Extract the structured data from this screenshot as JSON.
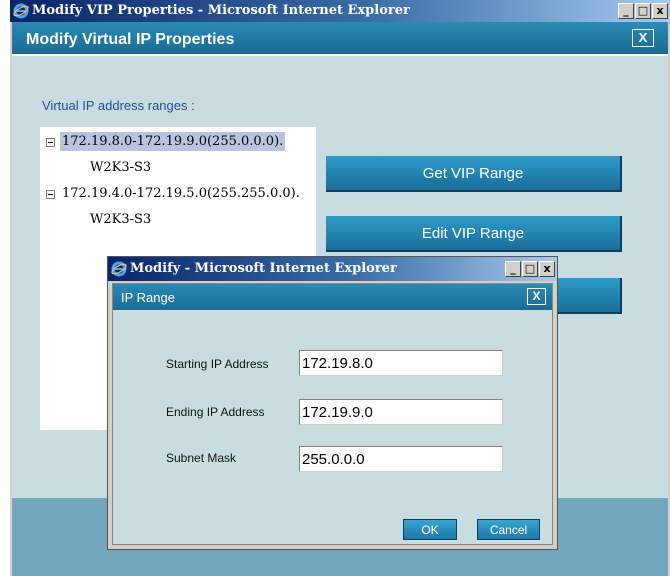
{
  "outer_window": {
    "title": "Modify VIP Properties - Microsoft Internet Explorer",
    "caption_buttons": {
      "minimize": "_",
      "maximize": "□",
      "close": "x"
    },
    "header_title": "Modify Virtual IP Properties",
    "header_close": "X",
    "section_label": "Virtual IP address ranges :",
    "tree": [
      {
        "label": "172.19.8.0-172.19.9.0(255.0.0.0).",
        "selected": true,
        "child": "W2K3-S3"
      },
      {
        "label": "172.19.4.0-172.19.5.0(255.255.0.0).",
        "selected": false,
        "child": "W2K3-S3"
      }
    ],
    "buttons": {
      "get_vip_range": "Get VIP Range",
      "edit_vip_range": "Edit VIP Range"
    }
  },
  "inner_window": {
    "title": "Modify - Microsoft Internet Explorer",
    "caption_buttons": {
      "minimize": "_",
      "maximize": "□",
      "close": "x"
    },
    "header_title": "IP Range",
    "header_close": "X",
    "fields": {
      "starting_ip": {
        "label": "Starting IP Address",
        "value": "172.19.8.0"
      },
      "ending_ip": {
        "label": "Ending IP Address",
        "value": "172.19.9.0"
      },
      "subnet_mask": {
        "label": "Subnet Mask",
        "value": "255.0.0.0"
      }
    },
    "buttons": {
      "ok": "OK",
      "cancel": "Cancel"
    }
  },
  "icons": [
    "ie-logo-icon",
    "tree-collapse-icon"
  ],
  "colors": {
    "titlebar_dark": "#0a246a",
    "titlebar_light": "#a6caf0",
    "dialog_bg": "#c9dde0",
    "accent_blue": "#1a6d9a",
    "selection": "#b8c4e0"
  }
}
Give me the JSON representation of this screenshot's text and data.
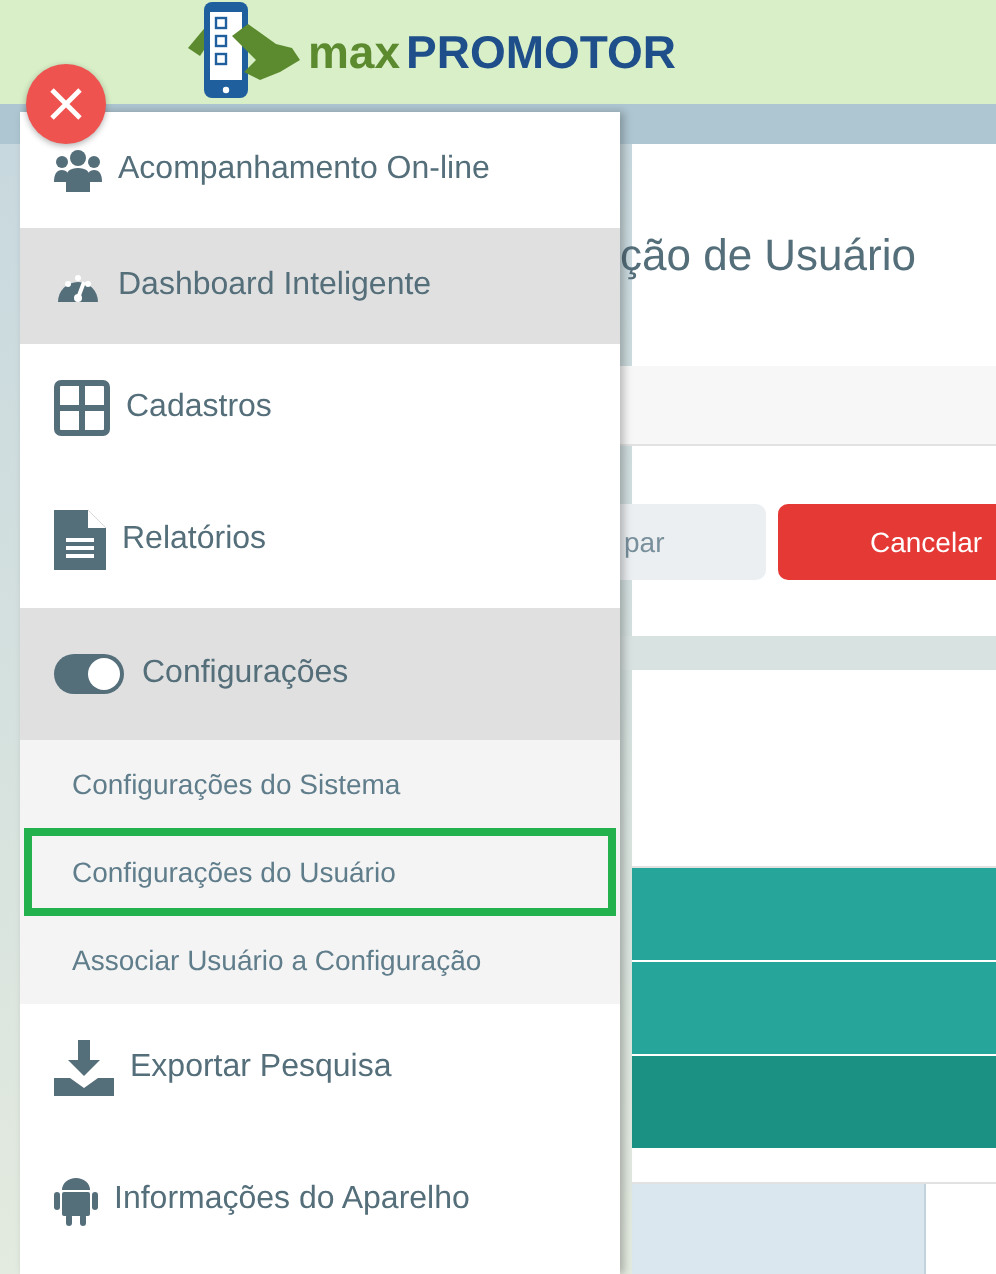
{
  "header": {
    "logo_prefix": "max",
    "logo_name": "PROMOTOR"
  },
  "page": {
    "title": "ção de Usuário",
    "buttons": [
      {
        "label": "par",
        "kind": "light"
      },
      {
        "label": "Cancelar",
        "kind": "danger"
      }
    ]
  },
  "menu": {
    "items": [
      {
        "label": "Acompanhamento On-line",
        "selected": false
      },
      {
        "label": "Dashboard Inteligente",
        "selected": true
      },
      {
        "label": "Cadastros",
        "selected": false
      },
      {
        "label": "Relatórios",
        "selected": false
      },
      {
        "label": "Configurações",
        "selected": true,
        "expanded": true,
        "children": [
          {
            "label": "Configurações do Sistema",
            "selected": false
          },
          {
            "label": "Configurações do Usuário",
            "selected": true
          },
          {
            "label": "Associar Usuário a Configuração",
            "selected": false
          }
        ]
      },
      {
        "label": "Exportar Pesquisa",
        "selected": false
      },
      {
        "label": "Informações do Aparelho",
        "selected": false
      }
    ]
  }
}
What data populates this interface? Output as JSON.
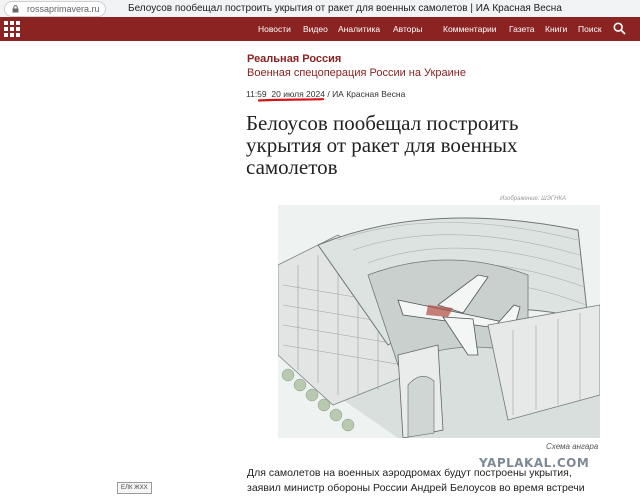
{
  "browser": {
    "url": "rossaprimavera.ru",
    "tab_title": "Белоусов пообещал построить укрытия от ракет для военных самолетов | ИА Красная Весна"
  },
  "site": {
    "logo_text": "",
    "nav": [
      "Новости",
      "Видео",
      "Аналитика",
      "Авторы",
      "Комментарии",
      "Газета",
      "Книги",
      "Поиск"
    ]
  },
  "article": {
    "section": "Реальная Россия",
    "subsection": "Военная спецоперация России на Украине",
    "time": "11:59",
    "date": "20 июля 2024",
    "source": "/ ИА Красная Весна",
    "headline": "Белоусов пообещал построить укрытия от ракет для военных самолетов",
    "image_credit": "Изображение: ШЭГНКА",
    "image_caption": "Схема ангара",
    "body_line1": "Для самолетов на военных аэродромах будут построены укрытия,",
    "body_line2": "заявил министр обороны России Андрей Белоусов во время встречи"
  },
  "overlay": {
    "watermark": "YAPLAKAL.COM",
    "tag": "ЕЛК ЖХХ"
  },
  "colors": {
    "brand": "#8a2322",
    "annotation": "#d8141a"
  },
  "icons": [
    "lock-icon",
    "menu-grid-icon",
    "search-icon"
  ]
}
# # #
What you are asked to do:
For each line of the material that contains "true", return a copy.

Finished exercise:
        "selected": true,
        "selected": true
        "selected": true,
        "expanded": true,
            "selected": true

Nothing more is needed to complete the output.